Trevor Bayne, the defending champion of the Daytona 500, officially kicked off NASCAR’s portion of Daytona Speedweeks by driving the No. 21 Motorcraft/Quick Lane Ford Fusion along the old beach course en route to Daytona International Speedway.
NASCAR’s origins date back to races on the famous stretch of white sand when the course features a run along the beachfront prior to the speedway’s opening in 1959.
It is the first time that such an opening to the Daytona 500 Speedweeks has been held and is set to become a ‘new’ tradition.
“This is probably the coolest thing I’ve got to do outside of actually racing on other tracks,” said Bayne.
“As a racecar driver you watch races of the beaches and I wish we could come back here and get the groove all rutted up and try to miss the potholes, but this is an unbelievable feeling – being on the beach where it all started. This is history right here.
“I almost want to bottle up the sand and take it with me because this is where it started for Daytona, this is where it started for NASCAR and I’m just glad to be a part of it. I’m glad I get to be the first driver to do this because this is a really cool tradition.
“It would be one thing to drive a street car down this beach, but to be in the 21 car and sitting here I feel like I’m a part of history and that’s pretty cool.”
On hand were car owners Eddie and Len Wood, the son of Glen Wood who raced on the beach, and along with brother Leonard is still active in the Wood Brothers operation today.

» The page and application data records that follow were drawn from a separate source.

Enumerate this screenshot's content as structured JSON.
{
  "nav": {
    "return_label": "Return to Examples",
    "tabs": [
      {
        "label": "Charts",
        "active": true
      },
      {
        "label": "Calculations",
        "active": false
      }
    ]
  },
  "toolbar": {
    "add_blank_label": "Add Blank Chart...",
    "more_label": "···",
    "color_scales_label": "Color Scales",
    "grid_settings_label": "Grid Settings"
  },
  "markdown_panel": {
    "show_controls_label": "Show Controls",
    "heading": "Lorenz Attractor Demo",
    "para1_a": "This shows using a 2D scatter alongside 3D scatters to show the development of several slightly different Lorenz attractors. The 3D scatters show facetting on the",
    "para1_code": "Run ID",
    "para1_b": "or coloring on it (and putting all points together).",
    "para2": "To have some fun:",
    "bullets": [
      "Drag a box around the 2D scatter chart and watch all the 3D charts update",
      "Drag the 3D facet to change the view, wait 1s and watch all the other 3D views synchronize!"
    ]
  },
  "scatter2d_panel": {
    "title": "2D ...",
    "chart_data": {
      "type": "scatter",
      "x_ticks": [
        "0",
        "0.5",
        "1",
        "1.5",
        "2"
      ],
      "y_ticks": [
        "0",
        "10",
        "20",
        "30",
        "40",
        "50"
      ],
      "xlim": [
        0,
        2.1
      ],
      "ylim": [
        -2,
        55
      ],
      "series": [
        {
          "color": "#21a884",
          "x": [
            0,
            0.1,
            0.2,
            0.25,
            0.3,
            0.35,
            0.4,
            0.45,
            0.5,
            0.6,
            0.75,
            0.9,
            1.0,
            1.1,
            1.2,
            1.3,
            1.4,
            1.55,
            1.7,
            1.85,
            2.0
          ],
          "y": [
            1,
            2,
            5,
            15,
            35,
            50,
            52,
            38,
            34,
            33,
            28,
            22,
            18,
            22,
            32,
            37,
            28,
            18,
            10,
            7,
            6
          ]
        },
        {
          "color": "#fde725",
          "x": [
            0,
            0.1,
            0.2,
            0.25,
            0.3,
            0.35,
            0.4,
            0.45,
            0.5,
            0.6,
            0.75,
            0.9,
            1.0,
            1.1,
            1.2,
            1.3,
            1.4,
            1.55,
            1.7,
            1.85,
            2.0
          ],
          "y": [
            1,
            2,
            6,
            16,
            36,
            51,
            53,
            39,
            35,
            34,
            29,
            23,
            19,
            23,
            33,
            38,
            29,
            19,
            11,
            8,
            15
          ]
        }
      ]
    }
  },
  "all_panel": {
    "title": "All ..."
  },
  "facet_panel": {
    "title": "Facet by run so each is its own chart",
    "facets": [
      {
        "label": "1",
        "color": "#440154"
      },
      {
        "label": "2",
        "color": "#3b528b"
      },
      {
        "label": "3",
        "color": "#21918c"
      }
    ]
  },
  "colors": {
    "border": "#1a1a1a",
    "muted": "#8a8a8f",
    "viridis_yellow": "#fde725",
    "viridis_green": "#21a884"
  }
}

“I think racing on the beach is probably the one thing that our dad is most proud of,” said Eddie Wood.
“He actually sat on the pole here the last race they had in sportsman and I think he wound up finishing third overall and won his division, but we’ve got a picture like that in our shop of him leading the race, but it’s an honour to be here. I’m really a big believer in history and tradition, so this is about the coolest thing I’ve ever done, besides the Daytona 500 last year.”
Len Wood spoke about how different it would have been racing on beach sand and the sealed road section that linked each end of the course.
“It would be different,” said Len Wood.
“Dad talked about how he would touch the brakes when he was going down the asphalt side to make sure you had brakes at the other end, and up here he could swing it in and the sand would kind of dig in and help slow him down, but he was quite proud of the fact that he ran here six or seven years and never wrecked. He finished every race and he was quite proud of that.”
Check out the video from Ford Racing on the event